====== STORED DATA
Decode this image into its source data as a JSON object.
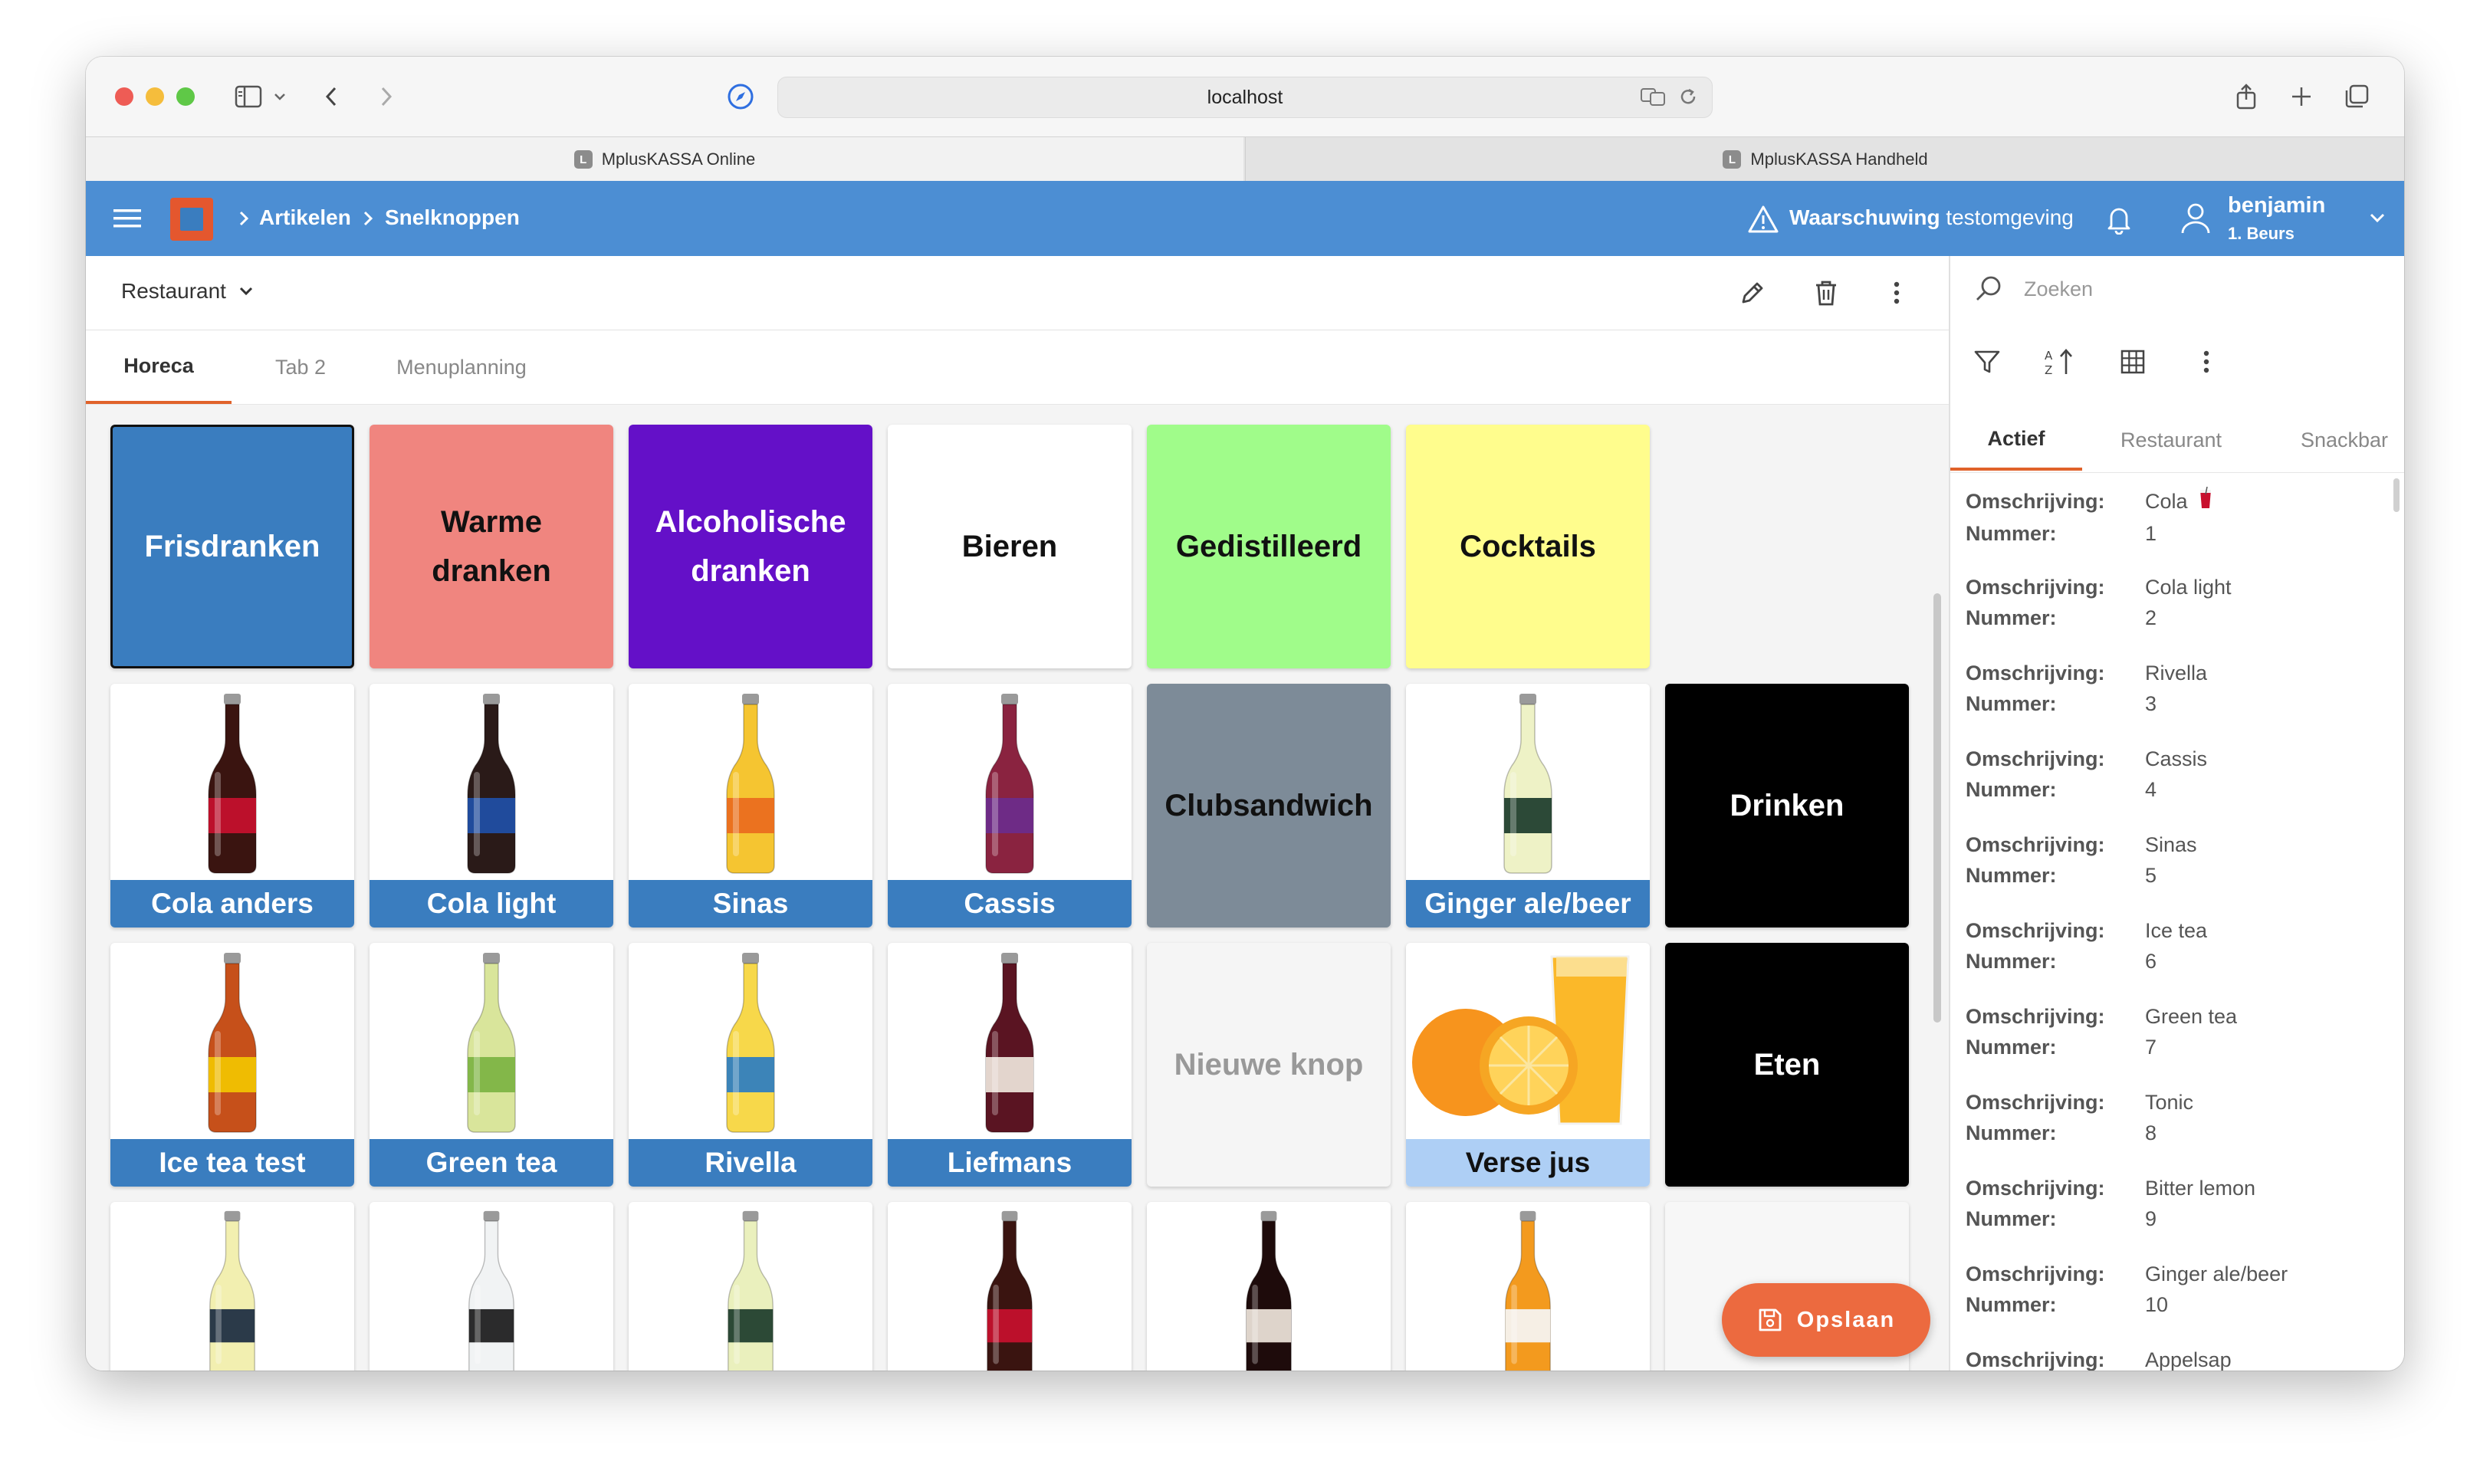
{
  "browser": {
    "url": "localhost",
    "tabs": [
      {
        "label": "MplusKASSA Online",
        "favicon": "L"
      },
      {
        "label": "MplusKASSA Handheld",
        "favicon": "L"
      }
    ]
  },
  "header": {
    "breadcrumb": [
      "Artikelen",
      "Snelknoppen"
    ],
    "warning_bold": "Waarschuwing",
    "warning_rest": "testomgeving",
    "user_name": "benjamin",
    "user_sub": "1. Beurs"
  },
  "toolbar": {
    "dropdown_value": "Restaurant"
  },
  "tabs": [
    "Horeca",
    "Tab 2",
    "Menuplanning"
  ],
  "tiles": [
    {
      "label": "Frisdranken",
      "bg": "#3a7dbf",
      "fg": "#ffffff",
      "kind": "text"
    },
    {
      "label": "Warme dranken",
      "bg": "#f0857f",
      "fg": "#111111",
      "kind": "text"
    },
    {
      "label": "Alcoholische dranken",
      "bg": "#6410c8",
      "fg": "#ffffff",
      "kind": "text"
    },
    {
      "label": "Bieren",
      "bg": "#ffffff",
      "fg": "#111111",
      "kind": "text"
    },
    {
      "label": "Gedistilleerd",
      "bg": "#a0fc8a",
      "fg": "#111111",
      "kind": "text"
    },
    {
      "label": "Cocktails",
      "bg": "#fffd8d",
      "fg": "#111111",
      "kind": "text"
    },
    {
      "label": "Cola anders",
      "kind": "bottle",
      "liquid": "#3a1410",
      "label_color": "#c8102e"
    },
    {
      "label": "Cola light",
      "kind": "bottle",
      "liquid": "#2a1a18",
      "label_color": "#1f4fa8"
    },
    {
      "label": "Sinas",
      "kind": "bottle",
      "liquid": "#f5c531",
      "label_color": "#e96a1d"
    },
    {
      "label": "Cassis",
      "kind": "bottle",
      "liquid": "#8a2340",
      "label_color": "#6b2d8c"
    },
    {
      "label": "Clubsandwich",
      "bg": "#7d8b98",
      "fg": "#111111",
      "kind": "text"
    },
    {
      "label": "Ginger ale/beer",
      "kind": "bottle",
      "liquid": "#eef2c6",
      "label_color": "#1b3b2a"
    },
    {
      "label": "Drinken",
      "bg": "#000000",
      "fg": "#ffffff",
      "kind": "text"
    },
    {
      "label": "Ice tea test",
      "kind": "bottle",
      "liquid": "#c6501a",
      "label_color": "#f2c500"
    },
    {
      "label": "Green tea",
      "kind": "bottle",
      "liquid": "#d9e59b",
      "label_color": "#7cb342"
    },
    {
      "label": "Rivella",
      "kind": "bottle",
      "liquid": "#f7d84a",
      "label_color": "#2b7dc1"
    },
    {
      "label": "Liefmans",
      "kind": "bottle",
      "liquid": "#5a1422",
      "label_color": "#efe6dc"
    },
    {
      "label": "Nieuwe knop",
      "bg": "#f5f5f5",
      "fg": "#999999",
      "kind": "text"
    },
    {
      "label": "Verse jus",
      "kind": "photo"
    },
    {
      "label": "Eten",
      "bg": "#000000",
      "fg": "#ffffff",
      "kind": "text"
    },
    {
      "label": "",
      "kind": "bottle",
      "liquid": "#f2efb0",
      "label_color": "#1a2a40"
    },
    {
      "label": "",
      "kind": "bottle",
      "liquid": "#f1f3f4",
      "label_color": "#1a1a1a"
    },
    {
      "label": "",
      "kind": "bottle",
      "liquid": "#eaf0bd",
      "label_color": "#1b3b2a"
    },
    {
      "label": "",
      "kind": "bottle",
      "liquid": "#3a1410",
      "label_color": "#c8102e"
    },
    {
      "label": "",
      "kind": "bottle",
      "liquid": "#1e0b0b",
      "label_color": "#efe6dc"
    },
    {
      "label": "",
      "kind": "bottle",
      "liquid": "#f39a1e",
      "label_color": "#f6f6f6"
    },
    {
      "label": "hoofdgroep",
      "bg": "#f7f7f7",
      "fg": "#a6a6a6",
      "kind": "text"
    }
  ],
  "side": {
    "search_placeholder": "Zoeken",
    "tabs": [
      "Actief",
      "Restaurant",
      "Snackbar"
    ],
    "key_desc": "Omschrijving:",
    "key_num": "Nummer:",
    "items": [
      {
        "desc": "Cola",
        "num": "1"
      },
      {
        "desc": "Cola light",
        "num": "2"
      },
      {
        "desc": "Rivella",
        "num": "3"
      },
      {
        "desc": "Cassis",
        "num": "4"
      },
      {
        "desc": "Sinas",
        "num": "5"
      },
      {
        "desc": "Ice tea",
        "num": "6"
      },
      {
        "desc": "Green tea",
        "num": "7"
      },
      {
        "desc": "Tonic",
        "num": "8"
      },
      {
        "desc": "Bitter lemon",
        "num": "9"
      },
      {
        "desc": "Ginger ale/beer",
        "num": "10"
      },
      {
        "desc": "Appelsap",
        "num": ""
      }
    ]
  },
  "save_label": "Opslaan"
}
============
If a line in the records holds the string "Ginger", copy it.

TASK SOLUTION
      "label": "Ginger ale/beer",
        "desc": "Ginger ale/beer",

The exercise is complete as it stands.